Most of us know that we should be active, more often. Leading an active lifestyle is one of the best ways that we can help to prevent obesity, and to reduce the risk of developing common health problems like heart attack, stroke and cancer.

Combined with a healthy diet, being more physically active also improves the way that we look and feel, and boosts our self-esteem. Yet only one in five of us actually take enough exercise each day – proof that getting active is not always easy.

But it’s never too late to start  - by slowly building more activity into our daily routines, it is possible to change the habits of a lifetime.

If you have a condition like high blood pressure, heart disease or joint problems, or if you are over 60 and haven’t exercised for a while, talk to your GP for advice before you start. 

The benefits of being active
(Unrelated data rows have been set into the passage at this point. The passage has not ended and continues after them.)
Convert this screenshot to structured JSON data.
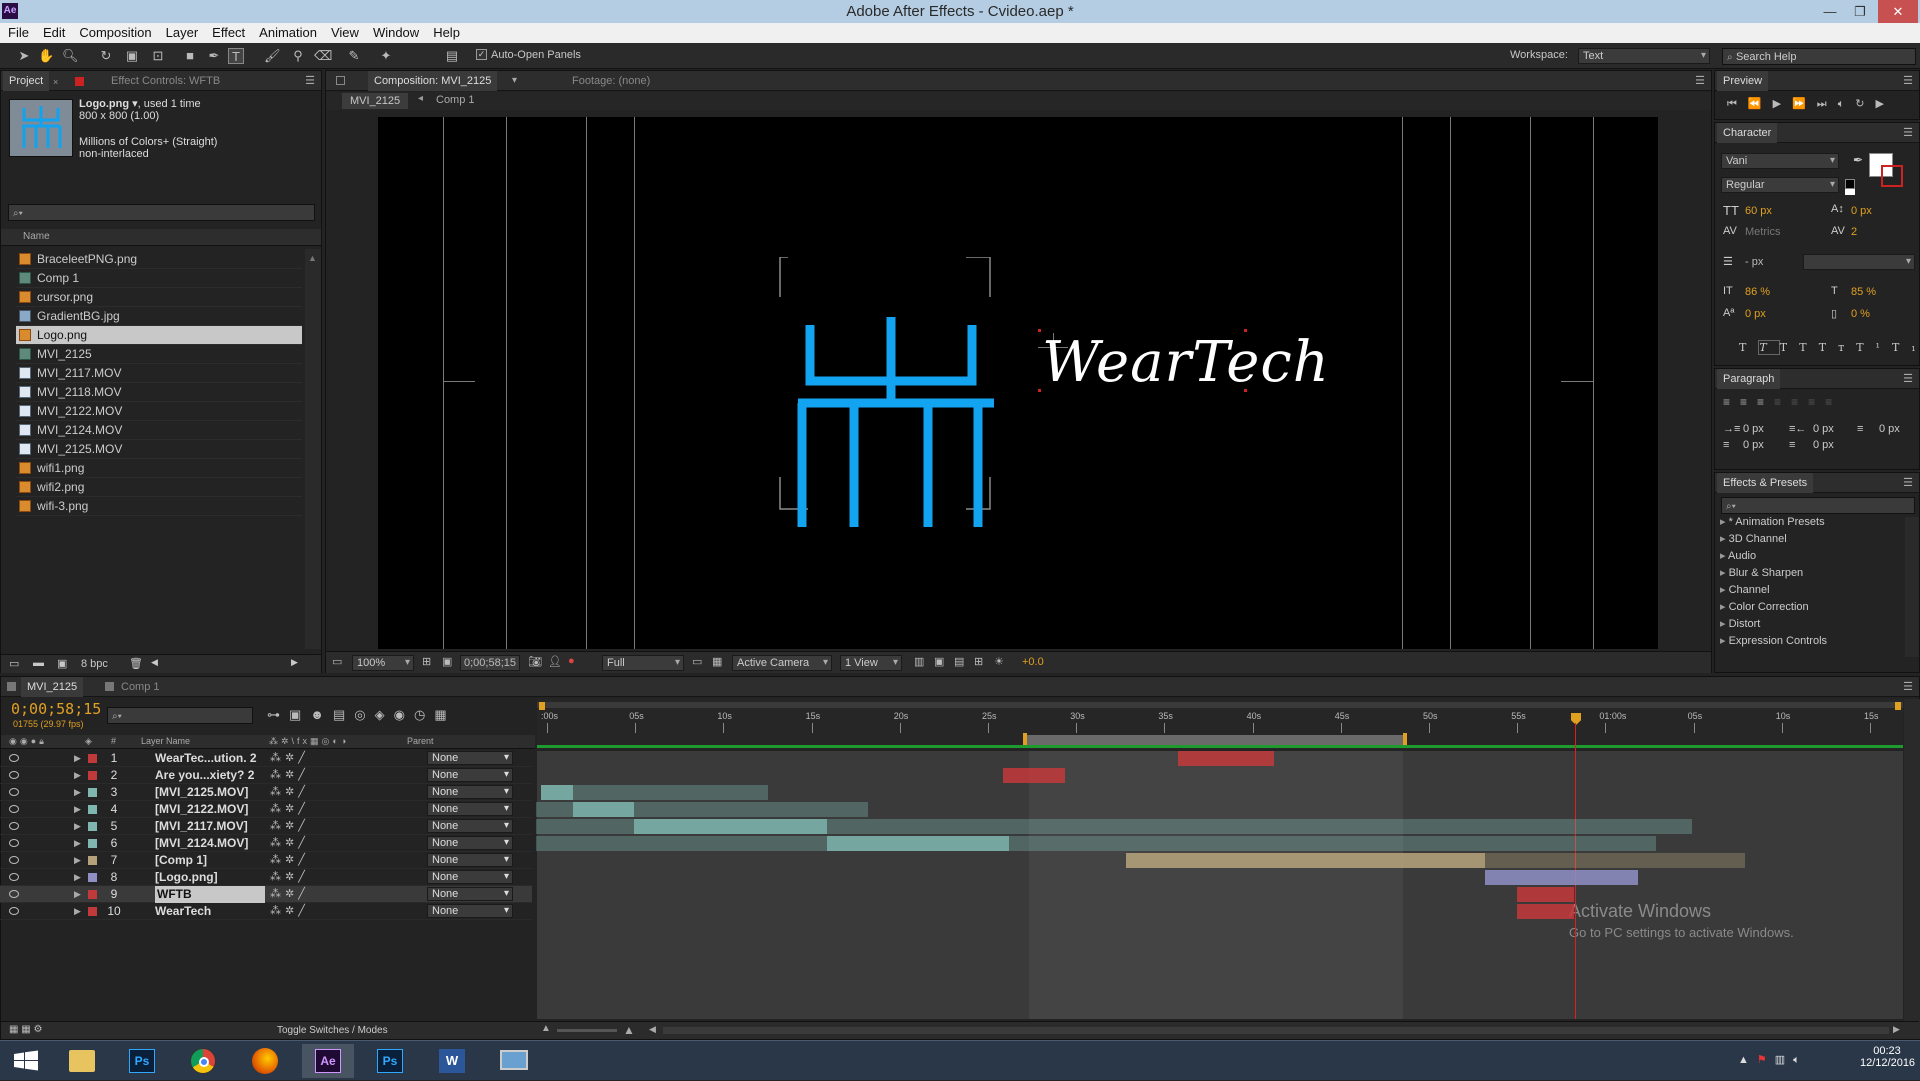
{
  "window": {
    "title": "Adobe After Effects - Cvideo.aep *",
    "app_badge": "Ae"
  },
  "menu": [
    "File",
    "Edit",
    "Composition",
    "Layer",
    "Effect",
    "Animation",
    "View",
    "Window",
    "Help"
  ],
  "toolbar": {
    "auto_open_label": "Auto-Open Panels",
    "workspace_label": "Workspace:",
    "workspace_value": "Text",
    "search_placeholder": "Search Help"
  },
  "project": {
    "tab_project": "Project",
    "tab_effect_controls": "Effect Controls: WFTB",
    "info": {
      "name": "Logo.png",
      "used": ", used 1 time",
      "dims": "800 x 800 (1.00)",
      "colors": "Millions of Colors+ (Straight)",
      "interlace": "non-interlaced"
    },
    "col_name": "Name",
    "items": [
      {
        "name": "BraceleetPNG.png",
        "type": "png"
      },
      {
        "name": "Comp 1",
        "type": "comp"
      },
      {
        "name": "cursor.png",
        "type": "png"
      },
      {
        "name": "GradientBG.jpg",
        "type": "jpg"
      },
      {
        "name": "Logo.png",
        "type": "png",
        "selected": true
      },
      {
        "name": "MVI_2125",
        "type": "comp"
      },
      {
        "name": "MVI_2117.MOV",
        "type": "mov"
      },
      {
        "name": "MVI_2118.MOV",
        "type": "mov"
      },
      {
        "name": "MVI_2122.MOV",
        "type": "mov"
      },
      {
        "name": "MVI_2124.MOV",
        "type": "mov"
      },
      {
        "name": "MVI_2125.MOV",
        "type": "mov"
      },
      {
        "name": "wifi1.png",
        "type": "png"
      },
      {
        "name": "wifi2.png",
        "type": "png"
      },
      {
        "name": "wifi-3.png",
        "type": "png"
      }
    ],
    "bpc": "8 bpc"
  },
  "comp": {
    "tab_comp": "Composition: MVI_2125",
    "tab_footage": "Footage: (none)",
    "crumb1": "MVI_2125",
    "crumb2": "Comp 1",
    "logo_text": "WearTech",
    "zoom": "100%",
    "timecode": "0;00;58;15",
    "resolution": "Full",
    "camera": "Active Camera",
    "views": "1 View",
    "exposure": "+0.0"
  },
  "preview": {
    "title": "Preview"
  },
  "character": {
    "title": "Character",
    "font": "Vani",
    "style": "Regular",
    "size": "60 px",
    "leading": "0 px",
    "kerning": "Metrics",
    "tracking": "2",
    "stroke": "- px",
    "vscale": "86 %",
    "hscale": "85 %",
    "baseline": "0 px",
    "tsume": "0 %"
  },
  "paragraph": {
    "title": "Paragraph",
    "v1": "0 px",
    "v2": "0 px",
    "v3": "0 px",
    "v4": "0 px",
    "v5": "0 px"
  },
  "effects": {
    "title": "Effects & Presets",
    "items": [
      "* Animation Presets",
      "3D Channel",
      "Audio",
      "Blur & Sharpen",
      "Channel",
      "Color Correction",
      "Distort",
      "Expression Controls"
    ]
  },
  "timeline": {
    "tab1": "MVI_2125",
    "tab2": "Comp 1",
    "timecode": "0;00;58;15",
    "frames": "01755 (29.97 fps)",
    "col_num": "#",
    "col_layer": "Layer Name",
    "col_parent": "Parent",
    "ruler": [
      ":00s",
      "05s",
      "10s",
      "15s",
      "20s",
      "25s",
      "30s",
      "35s",
      "40s",
      "45s",
      "50s",
      "55s",
      "01:00s",
      "05s",
      "10s",
      "15s"
    ],
    "layers": [
      {
        "num": "1",
        "name": "WearTec...ution. 2",
        "color": "#c0393b",
        "parent": "None",
        "start": 0.47,
        "end": 0.54,
        "bg_start": 0.47,
        "bg_end": 0.54
      },
      {
        "num": "2",
        "name": "Are you...xiety? 2",
        "color": "#c0393b",
        "parent": "None",
        "start": 0.342,
        "end": 0.387,
        "bg_start": 0.342,
        "bg_end": 0.387
      },
      {
        "num": "3",
        "name": "[MVI_2125.MOV]",
        "color": "#7fb7b0",
        "parent": "None",
        "start": 0.004,
        "end": 0.027,
        "bg_start": 0.004,
        "bg_end": 0.17
      },
      {
        "num": "4",
        "name": "[MVI_2122.MOV]",
        "color": "#7fb7b0",
        "parent": "None",
        "start": 0.027,
        "end": 0.072,
        "bg_start": 0.0,
        "bg_end": 0.243
      },
      {
        "num": "5",
        "name": "[MVI_2117.MOV]",
        "color": "#7fb7b0",
        "parent": "None",
        "start": 0.072,
        "end": 0.213,
        "bg_start": 0.0,
        "bg_end": 0.846
      },
      {
        "num": "6",
        "name": "[MVI_2124.MOV]",
        "color": "#7fb7b0",
        "parent": "None",
        "start": 0.213,
        "end": 0.346,
        "bg_start": 0.0,
        "bg_end": 0.82
      },
      {
        "num": "7",
        "name": "[Comp 1]",
        "color": "#b5a27a",
        "parent": "None",
        "start": 0.432,
        "end": 0.695,
        "bg_start": 0.432,
        "bg_end": 0.885
      },
      {
        "num": "8",
        "name": "[Logo.png]",
        "color": "#8f8fc4",
        "parent": "None",
        "start": 0.695,
        "end": 0.807,
        "bg_start": 0.695,
        "bg_end": 0.807
      },
      {
        "num": "9",
        "name": "WFTB",
        "color": "#c0393b",
        "parent": "None",
        "start": 0.718,
        "end": 0.76,
        "bg_start": 0.718,
        "bg_end": 0.76
      },
      {
        "num": "10",
        "name": "WearTech",
        "color": "#c0393b",
        "parent": "None",
        "start": 0.718,
        "end": 0.76,
        "bg_start": 0.718,
        "bg_end": 0.76
      }
    ],
    "toggle_label": "Toggle Switches / Modes"
  },
  "activate": {
    "line1": "Activate Windows",
    "line2": "Go to PC settings to activate Windows."
  },
  "taskbar": {
    "time": "00:23",
    "date": "12/12/2016"
  }
}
Being regularly active helps to reduce the risk of heart attack, stroke and cancer, and to strengthen muscles and joints, reducing the risk of osteoporosis or brittle bones later in life. This is especially important for women, whose bones are more susceptible to osteoporosis after the menopause.
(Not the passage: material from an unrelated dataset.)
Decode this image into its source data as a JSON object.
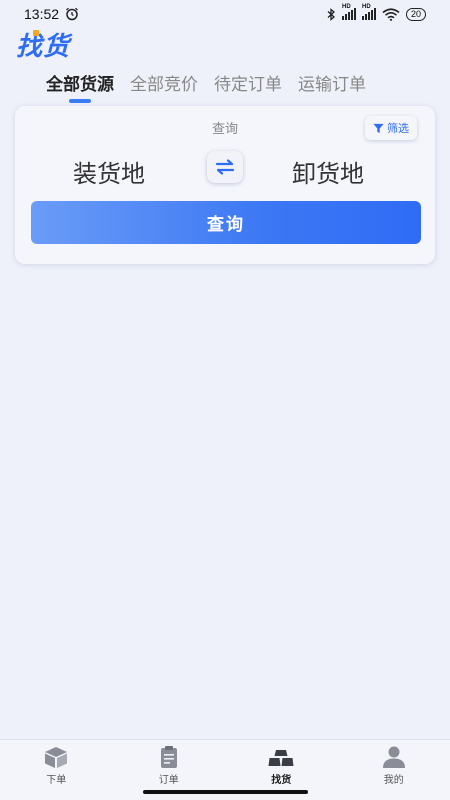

Regular physical activity that raises your heart rate and makes you breath faster (moderate activity) also triggers the release of chemicals, such as endorphins and serotonin, which improve your mood and help to reduce stress and anxiety. While it may be tiring at first, becoming more active will soon give you more energy.

Getting started
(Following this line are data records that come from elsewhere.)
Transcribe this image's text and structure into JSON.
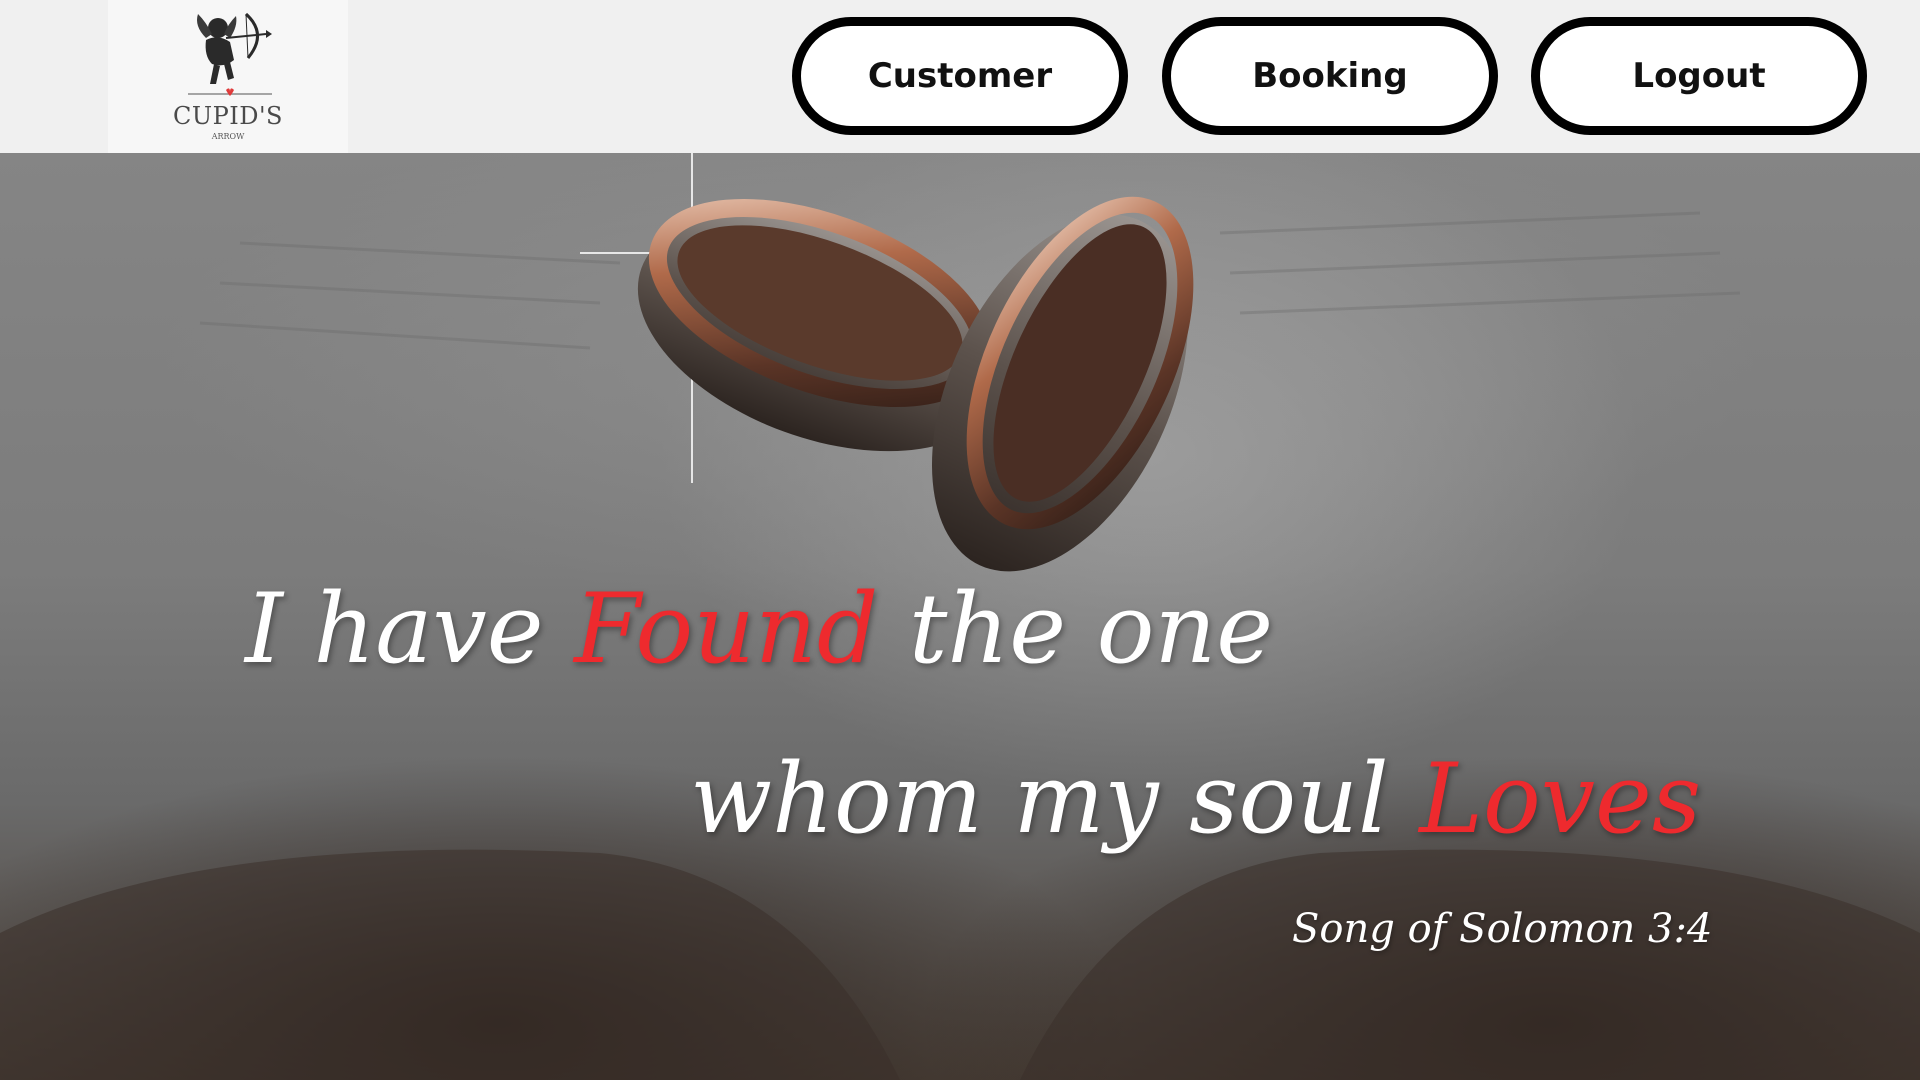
{
  "header": {
    "logo": {
      "name": "CUPID'S",
      "tagline": "ARROW"
    },
    "nav": {
      "customer_label": "Customer",
      "booking_label": "Booking",
      "logout_label": "Logout"
    }
  },
  "hero": {
    "line1": {
      "before": "I have ",
      "accent": "Found",
      "after": " the one"
    },
    "line2": {
      "before": "whom my soul ",
      "accent": "Loves"
    },
    "citation": "Song of Solomon 3:4"
  },
  "colors": {
    "accent_red": "#ee2a2e",
    "header_bg": "#f0f0f0",
    "button_border": "#000000",
    "quote_text": "#ffffff"
  },
  "icons": {
    "logo_mark": "cupid-icon"
  }
}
The best way to start to get fitter is to build more activity into your everyday life. This way, you can create healthier habits that will become part of your daily routine. You could try taking the stairs instead of the lift, cycling or walking to work, or going for a walk at lunchtime.

Next, try to build up a regular routine. Try to find some activities that you enjoy. You don’t have to join a gym – go for a walk with a friend or the dog, or try going swimming.

Aim to be active for at least 30 minutes everyday. So long as you get slightly out of breath you are making your heart and lungs work harder, and this is what will get you fitter. 

As you gain strength and confidence, you may want to try to build in a variety of activities, like aerobics, dancing or jogging, or team sports like football.

Whatever you choose, relax and enjoy it – you are more likely to stick at an exercise routine if you set yourself realistic targets and have fun in the process.

Further information

For more information, on getting more active you can visit these sites:

Last Reviewed: 15/07/2014